* DIRECTIONS FOR THIS TASK
Report each line of the records where "code" occurs.

* DATA SHOWN
***

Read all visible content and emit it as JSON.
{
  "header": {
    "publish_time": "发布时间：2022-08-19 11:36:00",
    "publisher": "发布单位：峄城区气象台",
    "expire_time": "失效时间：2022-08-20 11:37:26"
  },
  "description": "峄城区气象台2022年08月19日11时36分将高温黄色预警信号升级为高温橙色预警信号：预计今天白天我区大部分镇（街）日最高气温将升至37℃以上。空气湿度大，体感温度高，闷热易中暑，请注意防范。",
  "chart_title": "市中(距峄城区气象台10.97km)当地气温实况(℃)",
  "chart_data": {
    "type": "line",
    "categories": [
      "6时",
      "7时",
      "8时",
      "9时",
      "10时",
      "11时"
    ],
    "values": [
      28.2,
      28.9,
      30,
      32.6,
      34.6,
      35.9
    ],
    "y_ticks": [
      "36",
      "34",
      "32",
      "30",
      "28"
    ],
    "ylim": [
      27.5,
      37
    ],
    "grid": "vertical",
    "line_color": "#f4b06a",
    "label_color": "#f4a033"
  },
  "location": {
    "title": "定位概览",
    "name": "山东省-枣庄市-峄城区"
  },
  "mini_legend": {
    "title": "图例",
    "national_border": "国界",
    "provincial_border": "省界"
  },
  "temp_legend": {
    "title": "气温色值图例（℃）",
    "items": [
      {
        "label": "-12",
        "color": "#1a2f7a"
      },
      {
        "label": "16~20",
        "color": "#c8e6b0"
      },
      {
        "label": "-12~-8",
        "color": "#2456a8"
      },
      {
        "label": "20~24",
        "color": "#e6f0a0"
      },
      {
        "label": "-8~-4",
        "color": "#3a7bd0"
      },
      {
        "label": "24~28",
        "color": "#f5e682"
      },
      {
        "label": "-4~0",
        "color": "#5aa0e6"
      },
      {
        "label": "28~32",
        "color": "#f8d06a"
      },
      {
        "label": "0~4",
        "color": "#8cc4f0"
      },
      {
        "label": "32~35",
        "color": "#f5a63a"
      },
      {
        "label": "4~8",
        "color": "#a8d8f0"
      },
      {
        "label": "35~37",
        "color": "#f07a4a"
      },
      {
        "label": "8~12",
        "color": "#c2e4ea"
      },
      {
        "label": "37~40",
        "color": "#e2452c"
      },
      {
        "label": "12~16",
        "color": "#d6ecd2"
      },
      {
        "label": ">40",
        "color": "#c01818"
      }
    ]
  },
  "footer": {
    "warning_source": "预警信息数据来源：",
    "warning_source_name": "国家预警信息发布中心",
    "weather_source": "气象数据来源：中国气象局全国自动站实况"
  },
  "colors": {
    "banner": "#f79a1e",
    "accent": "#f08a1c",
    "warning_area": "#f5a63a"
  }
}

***

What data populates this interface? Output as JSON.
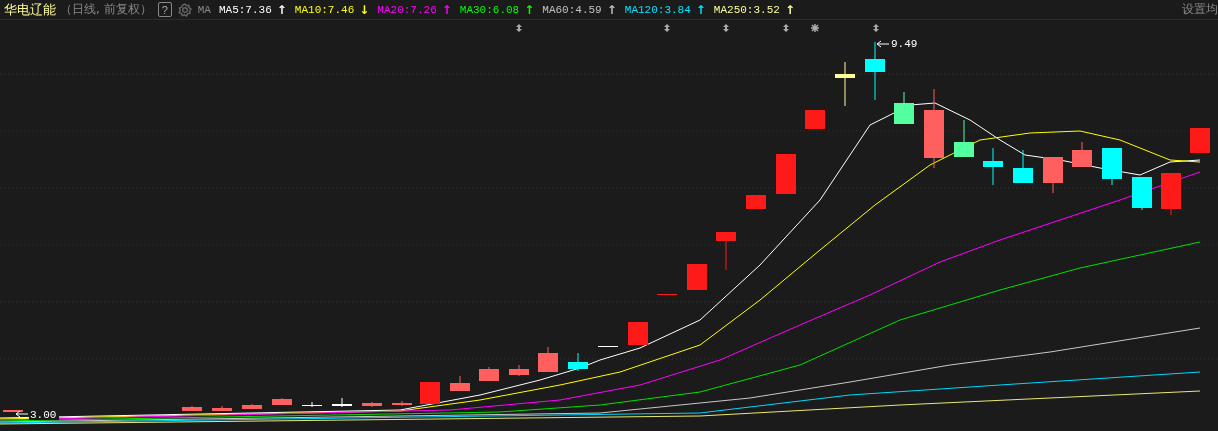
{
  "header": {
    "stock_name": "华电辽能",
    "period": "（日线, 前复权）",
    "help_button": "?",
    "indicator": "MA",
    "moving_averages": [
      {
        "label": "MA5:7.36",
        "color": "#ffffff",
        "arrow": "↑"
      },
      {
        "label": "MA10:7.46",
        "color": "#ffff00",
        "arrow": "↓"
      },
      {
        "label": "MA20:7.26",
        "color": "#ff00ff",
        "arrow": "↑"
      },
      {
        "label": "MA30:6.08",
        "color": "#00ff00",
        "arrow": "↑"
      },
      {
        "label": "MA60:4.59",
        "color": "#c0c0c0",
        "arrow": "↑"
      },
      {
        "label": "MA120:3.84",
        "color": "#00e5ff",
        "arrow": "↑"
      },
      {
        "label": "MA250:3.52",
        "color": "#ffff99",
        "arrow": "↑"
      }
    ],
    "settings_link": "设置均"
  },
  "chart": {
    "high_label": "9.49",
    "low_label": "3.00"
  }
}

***

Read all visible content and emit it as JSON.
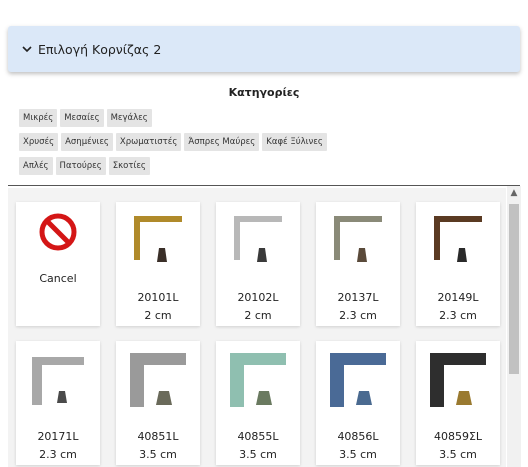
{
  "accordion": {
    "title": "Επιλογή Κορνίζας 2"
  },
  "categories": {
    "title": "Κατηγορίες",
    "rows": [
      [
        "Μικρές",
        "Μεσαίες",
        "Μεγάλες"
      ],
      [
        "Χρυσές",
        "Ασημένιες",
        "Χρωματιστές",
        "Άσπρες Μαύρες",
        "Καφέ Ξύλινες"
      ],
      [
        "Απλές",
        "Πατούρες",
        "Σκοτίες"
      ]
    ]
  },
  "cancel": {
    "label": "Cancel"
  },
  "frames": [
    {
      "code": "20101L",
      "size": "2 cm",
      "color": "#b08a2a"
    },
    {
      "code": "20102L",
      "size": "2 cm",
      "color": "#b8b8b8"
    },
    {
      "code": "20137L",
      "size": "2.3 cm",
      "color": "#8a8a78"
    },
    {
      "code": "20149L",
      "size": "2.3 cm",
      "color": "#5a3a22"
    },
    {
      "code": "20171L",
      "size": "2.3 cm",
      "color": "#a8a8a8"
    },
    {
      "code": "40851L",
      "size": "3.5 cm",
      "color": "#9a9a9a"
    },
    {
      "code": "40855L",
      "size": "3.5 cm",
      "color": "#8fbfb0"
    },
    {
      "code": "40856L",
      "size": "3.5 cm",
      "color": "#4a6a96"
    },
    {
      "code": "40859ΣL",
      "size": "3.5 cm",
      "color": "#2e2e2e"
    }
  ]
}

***

* ANSWER TO THIS EXERCISE
      "code": "20101L",
      "code": "20102L",
      "code": "20137L",
      "code": "20149L",
      "code": "20171L",
      "code": "40851L",
      "code": "40855L",
      "code": "40856L",
      "code": "40859ΣL",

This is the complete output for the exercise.